Lazar, M. (2014) Recuperating feminism, reclaiming femininity: hybrid postfeminist I-dentity in consumer advertisements, Gender and Language 8(2): 205–24.

Magubane, Z. (2004) Bringing the Empire Home: Race, Class and Gender in Britain and Colonial South Africa. Chicago, IL: University of Chicago Press.

McCall, L. (2005) The complexity of intersectionality. Signs 30: 1771–1800.

McCracken, G. (1995) Big Hair: A Journey into the Transformation of Self. New York: Overlook Press.

McNay, L. (1992) Foucault and Feminism: Power, Gender, and the Self. Cambridge: Polity Press.

McNay, L. (1999) Gender, habitus and the field. Theory, Culture and Society 16(1): 95–117.

McRobbie, A. (2007) Top girls? Cultural Studies 21(4): 718–37.

McRobbie, A. (2009) The Aftermath of Feminism: Gender, Culture and Social Change. London: Sage.

Mercer, K. (1994) Welcome to the Jungle: New Positions in Black Cultural Studies. London: Routledge.

Molina-Guzmán, I. (2010) Dangerous Curves: Latina Bodies in the Media. New York: New York University Press.

Negra, D. (2008) What a Girl Wants: Fantasizing the Reclamation of Self in Postfeminism. London: Routledge.

Nnaemeka, O. (ed.) (1997) The Politics of (M)othering: Womanhood, Identity and Resistance in African Literature. London: Routledge.

Nyamnjoh, F. and Fuh, D. (2014) Africans consuming hair, Africans consumed by hair. Africa Insight 44(1): 52–68.

Nyamnjoh, F., Durham, D. and Fokwang, J. (2002) The domestication of hair and modernised consciousness in Cameroon: a critique in the context of globalisation. Identity, Culture and Politics 3(2): 98–124.

Parameswaran, R. (2004) Global queens, national celebrities: tales of feminine triumph in post-liberalization India.
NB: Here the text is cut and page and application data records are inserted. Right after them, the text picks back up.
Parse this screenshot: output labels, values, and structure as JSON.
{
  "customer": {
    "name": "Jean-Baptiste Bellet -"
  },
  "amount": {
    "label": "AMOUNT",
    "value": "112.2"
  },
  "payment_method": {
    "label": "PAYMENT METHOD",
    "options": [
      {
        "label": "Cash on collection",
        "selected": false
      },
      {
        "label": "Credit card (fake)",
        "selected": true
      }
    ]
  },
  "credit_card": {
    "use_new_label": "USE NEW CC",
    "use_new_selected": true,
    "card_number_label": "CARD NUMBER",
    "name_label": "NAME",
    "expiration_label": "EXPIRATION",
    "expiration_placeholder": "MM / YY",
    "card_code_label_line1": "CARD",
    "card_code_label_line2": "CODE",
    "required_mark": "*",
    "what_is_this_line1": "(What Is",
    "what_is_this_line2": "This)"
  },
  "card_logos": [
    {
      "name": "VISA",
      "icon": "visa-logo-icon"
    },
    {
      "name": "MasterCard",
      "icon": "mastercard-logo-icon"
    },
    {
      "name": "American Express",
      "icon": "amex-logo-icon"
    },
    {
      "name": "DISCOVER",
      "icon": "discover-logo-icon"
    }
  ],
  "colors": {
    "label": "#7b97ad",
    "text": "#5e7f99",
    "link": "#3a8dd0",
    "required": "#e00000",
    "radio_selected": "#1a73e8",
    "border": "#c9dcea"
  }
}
Critical Studies in Media Communication 21(4): 346–70.

Patton, T. (2006) Hey girl, am I more than my hair? African American women and their struggles with beauty, body image, and hair. NWSA Journal 18(2): 24–51.

Pinho, P. (2006) Afro-aesthetics in Brazil. In S. Nuttall (ed.) Beautiful/Ugly: African and Diaspora Aesthetics 266–89. Durham, NC: Duke University Press.
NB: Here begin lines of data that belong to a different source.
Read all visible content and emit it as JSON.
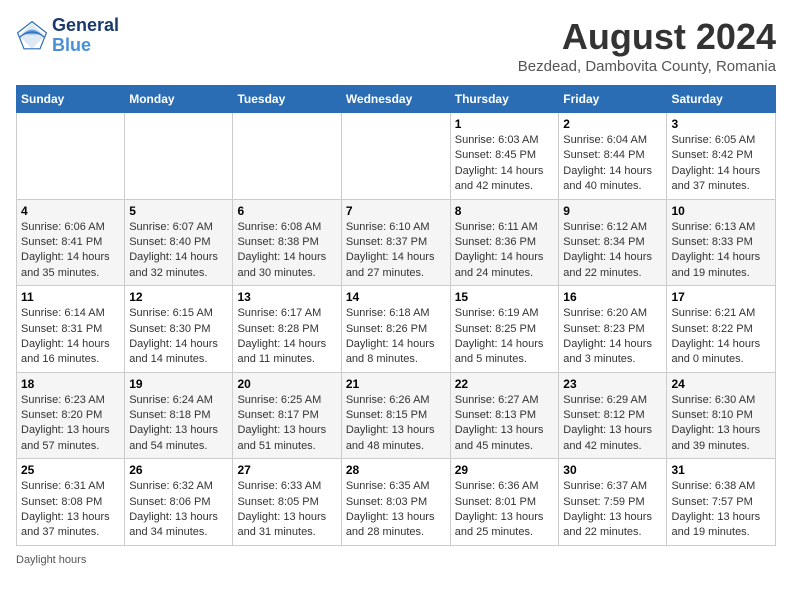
{
  "header": {
    "logo_line1": "General",
    "logo_line2": "Blue",
    "month_year": "August 2024",
    "location": "Bezdead, Dambovita County, Romania"
  },
  "days_of_week": [
    "Sunday",
    "Monday",
    "Tuesday",
    "Wednesday",
    "Thursday",
    "Friday",
    "Saturday"
  ],
  "weeks": [
    [
      {
        "day": "",
        "info": ""
      },
      {
        "day": "",
        "info": ""
      },
      {
        "day": "",
        "info": ""
      },
      {
        "day": "",
        "info": ""
      },
      {
        "day": "1",
        "info": "Sunrise: 6:03 AM\nSunset: 8:45 PM\nDaylight: 14 hours and 42 minutes."
      },
      {
        "day": "2",
        "info": "Sunrise: 6:04 AM\nSunset: 8:44 PM\nDaylight: 14 hours and 40 minutes."
      },
      {
        "day": "3",
        "info": "Sunrise: 6:05 AM\nSunset: 8:42 PM\nDaylight: 14 hours and 37 minutes."
      }
    ],
    [
      {
        "day": "4",
        "info": "Sunrise: 6:06 AM\nSunset: 8:41 PM\nDaylight: 14 hours and 35 minutes."
      },
      {
        "day": "5",
        "info": "Sunrise: 6:07 AM\nSunset: 8:40 PM\nDaylight: 14 hours and 32 minutes."
      },
      {
        "day": "6",
        "info": "Sunrise: 6:08 AM\nSunset: 8:38 PM\nDaylight: 14 hours and 30 minutes."
      },
      {
        "day": "7",
        "info": "Sunrise: 6:10 AM\nSunset: 8:37 PM\nDaylight: 14 hours and 27 minutes."
      },
      {
        "day": "8",
        "info": "Sunrise: 6:11 AM\nSunset: 8:36 PM\nDaylight: 14 hours and 24 minutes."
      },
      {
        "day": "9",
        "info": "Sunrise: 6:12 AM\nSunset: 8:34 PM\nDaylight: 14 hours and 22 minutes."
      },
      {
        "day": "10",
        "info": "Sunrise: 6:13 AM\nSunset: 8:33 PM\nDaylight: 14 hours and 19 minutes."
      }
    ],
    [
      {
        "day": "11",
        "info": "Sunrise: 6:14 AM\nSunset: 8:31 PM\nDaylight: 14 hours and 16 minutes."
      },
      {
        "day": "12",
        "info": "Sunrise: 6:15 AM\nSunset: 8:30 PM\nDaylight: 14 hours and 14 minutes."
      },
      {
        "day": "13",
        "info": "Sunrise: 6:17 AM\nSunset: 8:28 PM\nDaylight: 14 hours and 11 minutes."
      },
      {
        "day": "14",
        "info": "Sunrise: 6:18 AM\nSunset: 8:26 PM\nDaylight: 14 hours and 8 minutes."
      },
      {
        "day": "15",
        "info": "Sunrise: 6:19 AM\nSunset: 8:25 PM\nDaylight: 14 hours and 5 minutes."
      },
      {
        "day": "16",
        "info": "Sunrise: 6:20 AM\nSunset: 8:23 PM\nDaylight: 14 hours and 3 minutes."
      },
      {
        "day": "17",
        "info": "Sunrise: 6:21 AM\nSunset: 8:22 PM\nDaylight: 14 hours and 0 minutes."
      }
    ],
    [
      {
        "day": "18",
        "info": "Sunrise: 6:23 AM\nSunset: 8:20 PM\nDaylight: 13 hours and 57 minutes."
      },
      {
        "day": "19",
        "info": "Sunrise: 6:24 AM\nSunset: 8:18 PM\nDaylight: 13 hours and 54 minutes."
      },
      {
        "day": "20",
        "info": "Sunrise: 6:25 AM\nSunset: 8:17 PM\nDaylight: 13 hours and 51 minutes."
      },
      {
        "day": "21",
        "info": "Sunrise: 6:26 AM\nSunset: 8:15 PM\nDaylight: 13 hours and 48 minutes."
      },
      {
        "day": "22",
        "info": "Sunrise: 6:27 AM\nSunset: 8:13 PM\nDaylight: 13 hours and 45 minutes."
      },
      {
        "day": "23",
        "info": "Sunrise: 6:29 AM\nSunset: 8:12 PM\nDaylight: 13 hours and 42 minutes."
      },
      {
        "day": "24",
        "info": "Sunrise: 6:30 AM\nSunset: 8:10 PM\nDaylight: 13 hours and 39 minutes."
      }
    ],
    [
      {
        "day": "25",
        "info": "Sunrise: 6:31 AM\nSunset: 8:08 PM\nDaylight: 13 hours and 37 minutes."
      },
      {
        "day": "26",
        "info": "Sunrise: 6:32 AM\nSunset: 8:06 PM\nDaylight: 13 hours and 34 minutes."
      },
      {
        "day": "27",
        "info": "Sunrise: 6:33 AM\nSunset: 8:05 PM\nDaylight: 13 hours and 31 minutes."
      },
      {
        "day": "28",
        "info": "Sunrise: 6:35 AM\nSunset: 8:03 PM\nDaylight: 13 hours and 28 minutes."
      },
      {
        "day": "29",
        "info": "Sunrise: 6:36 AM\nSunset: 8:01 PM\nDaylight: 13 hours and 25 minutes."
      },
      {
        "day": "30",
        "info": "Sunrise: 6:37 AM\nSunset: 7:59 PM\nDaylight: 13 hours and 22 minutes."
      },
      {
        "day": "31",
        "info": "Sunrise: 6:38 AM\nSunset: 7:57 PM\nDaylight: 13 hours and 19 minutes."
      }
    ]
  ],
  "footer": {
    "daylight_label": "Daylight hours"
  }
}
Posel, D. (2010) Races to consume: revisiting South Africa’s history of race, consumption and the struggle for freedom. Ethnic and Racial Studies 33(2): 157–75.

Potter, J. (1996) Representing Reality. Discourse, Rhetoric and Social Construction. London: Sage.
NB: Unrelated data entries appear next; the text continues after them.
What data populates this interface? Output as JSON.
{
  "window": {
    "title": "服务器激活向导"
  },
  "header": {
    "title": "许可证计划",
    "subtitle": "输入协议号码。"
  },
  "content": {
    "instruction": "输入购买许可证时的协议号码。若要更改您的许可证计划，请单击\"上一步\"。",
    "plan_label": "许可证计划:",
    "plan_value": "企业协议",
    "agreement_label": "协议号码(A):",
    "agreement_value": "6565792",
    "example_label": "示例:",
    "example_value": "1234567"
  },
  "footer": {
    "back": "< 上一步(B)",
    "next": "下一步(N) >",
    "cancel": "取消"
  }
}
Tate, S. (2007) Black beauty: shade, hair and anti-racist aesthetics. Ethnic and Racial Studies 30(2): 300–19.

Tate, S. (2013) The performativity of black beauty shame in Jamaica and its diaspora: problematising and transforming beauty iconicities. Feminist Theory 14(2): 219–35.

Taylor, P. C. (1999) Malcolm’s Conk and Danto’s colours; or, four logical petitions concerning race, beauty, and aesthetics. Journal of Aesthetics and Art Criticism 57(1): 16–20.

Thompson, C. (2009) Black women, beauty, and hair as a matter of being. Women’s Studies: An Inter-Disciplinary Journal 38(8): 831–56.

Tyler, I. and Gill, R. (2013) Postcolonial girl: migrant audibility and intimate activism. Interventions: International Journal of Postcolonial Studies 15(1): 78–94.

Weitz, R. (2015) Feminism, post-feminism, and young women’s reactions to Lena Dunham’s Girls. Gender Issues 33: 218–34.

Wetherell, M. (1998) Positioning and interpretative repertoires: conversation analysis and post-structuralism in dialogue. Discourse and Society 9: 387–412.

Wetherell, M. (2008) Subjectivity or psycho-discursive practices? Investigating complex intersectional identities. Subjectivity 22: 73–81.

Wolf, N. (1990) The Beauty Myth. London: Vintage.

Woodward, K. (2015). Embodied Sporting Practices Regulating and Regulatory Bodies. Basingstoke: Palgrave Macmillan.

Zeisler, A. (2008) Feminism and Pop Culture. Berkeley, CA: Seal Press.


  • There are currently no refbacks.

Equinox Publishing Ltd - 415 The Workstation 15 Paternoster Row, Sheffield, S1 2BX United Kingdom
Telephone: +44 (0)114 221-0285 - Email:

Privacy Policy